His parents, your parents, step parents... chances are, the only reason they'd ever be in the same room is the two of you. Find the right key for family harmony.By: Rebecca Banks Zakin
The Big Meeting
Many brides and grooms assume that this crisis will come to a head the first time their parents meet. You worry, "Will they like each other? Will they even get along?" But the fact is their relationship with each other began well before this moment. Every time you've told your mother something about his family—where they live, what they do for a living, what a family celebration is like, how they disagree with one another—and every time he tells his parents about yours, you've been introducing them. With each anecdote you share, every small detail you relate, you are creating a mental image of your in-laws for your parents. "The bride and groom paint a picture of what these families are like long before they ever meet," says Dr. Zax. "So you have to get over the fact that these two families are looking at each other and thinking ‘They are not like us.'"
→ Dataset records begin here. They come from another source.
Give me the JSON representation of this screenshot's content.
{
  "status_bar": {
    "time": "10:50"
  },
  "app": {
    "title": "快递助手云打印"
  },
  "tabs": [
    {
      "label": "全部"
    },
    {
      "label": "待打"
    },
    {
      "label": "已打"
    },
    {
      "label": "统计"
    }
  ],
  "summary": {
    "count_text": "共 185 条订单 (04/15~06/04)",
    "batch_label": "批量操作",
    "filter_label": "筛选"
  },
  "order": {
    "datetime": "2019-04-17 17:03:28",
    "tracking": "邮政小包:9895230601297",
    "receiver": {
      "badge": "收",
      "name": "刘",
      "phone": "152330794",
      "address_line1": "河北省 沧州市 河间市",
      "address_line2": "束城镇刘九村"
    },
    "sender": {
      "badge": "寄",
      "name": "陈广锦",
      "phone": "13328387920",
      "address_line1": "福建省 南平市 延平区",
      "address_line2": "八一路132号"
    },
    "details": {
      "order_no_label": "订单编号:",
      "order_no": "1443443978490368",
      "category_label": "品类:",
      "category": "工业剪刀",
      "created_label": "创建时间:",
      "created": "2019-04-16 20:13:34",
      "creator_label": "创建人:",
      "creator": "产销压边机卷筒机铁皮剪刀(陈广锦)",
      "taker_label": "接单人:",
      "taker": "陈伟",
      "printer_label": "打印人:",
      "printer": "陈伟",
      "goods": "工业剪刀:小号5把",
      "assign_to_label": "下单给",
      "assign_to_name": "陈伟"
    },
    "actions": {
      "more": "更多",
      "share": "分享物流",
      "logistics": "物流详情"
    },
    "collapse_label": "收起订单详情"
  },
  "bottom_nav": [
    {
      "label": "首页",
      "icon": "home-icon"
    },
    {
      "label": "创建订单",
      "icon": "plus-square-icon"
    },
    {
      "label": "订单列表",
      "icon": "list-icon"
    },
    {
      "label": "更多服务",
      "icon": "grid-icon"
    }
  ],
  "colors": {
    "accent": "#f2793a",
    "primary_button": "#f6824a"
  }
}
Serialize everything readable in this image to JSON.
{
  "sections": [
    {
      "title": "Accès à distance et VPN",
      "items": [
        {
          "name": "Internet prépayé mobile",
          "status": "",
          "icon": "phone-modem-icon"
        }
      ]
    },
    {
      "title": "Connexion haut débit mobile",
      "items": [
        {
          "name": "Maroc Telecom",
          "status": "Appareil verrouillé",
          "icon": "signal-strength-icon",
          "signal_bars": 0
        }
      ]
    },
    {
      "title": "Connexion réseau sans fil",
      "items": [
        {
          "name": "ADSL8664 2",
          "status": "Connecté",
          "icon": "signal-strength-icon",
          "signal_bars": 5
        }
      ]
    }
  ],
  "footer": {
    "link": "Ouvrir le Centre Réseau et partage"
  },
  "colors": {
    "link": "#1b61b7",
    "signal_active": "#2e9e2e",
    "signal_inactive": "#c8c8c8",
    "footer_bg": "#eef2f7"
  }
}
Take heart! You can actually smooth the way before your two sets of parents meet by making sure the picture you paint is a good one. Bone up on the facts about your in-laws. Did either of them go to the same college as your mom or dad? Is someone a real art lover, a Star Wars fan, a phenomenal cook? "Anything you can do to prep your parents will help," says Dr. Les Parrott. "It's important for the bride or groom to show respect for the in-laws so that their own parents see it as well."
Naturally, that job is harder if, for whatever reason, you don't have much respect or even liking for your future in-laws. And if they or your own parents are divorced and/or remarried, the puzzle gets tougher to complete. Still, the same basic rules apply: You still should try to offer the best possible scenario of your in-laws so that their eventual meeting isn't a disaster. Does your fiancé's mom drive you nuts? Vent to a girlfriend or a therapist—not your mom. "What you don't show or tell your parents about your future in-laws is just as important," points out Dr. Zax. "I've seen lots of harm done in the name of honesty."
If you've already told your mom that his mother always criticizes your clothes or your cooking, or if you've already confided to your parents that his stepfather is hopeless with money, you may have to do some backpedaling and start pointing out some positive stuff. Above all, remember that getting married is one of those times when maturity is the word of the day. When you think your parents aren't going to like your in-laws, or vice versa, keep two points in mind: These are the people who raised the person you love, and they are going to be the grandparents of children you may someday have.
Next: How to handle if your parents have nothing in common >>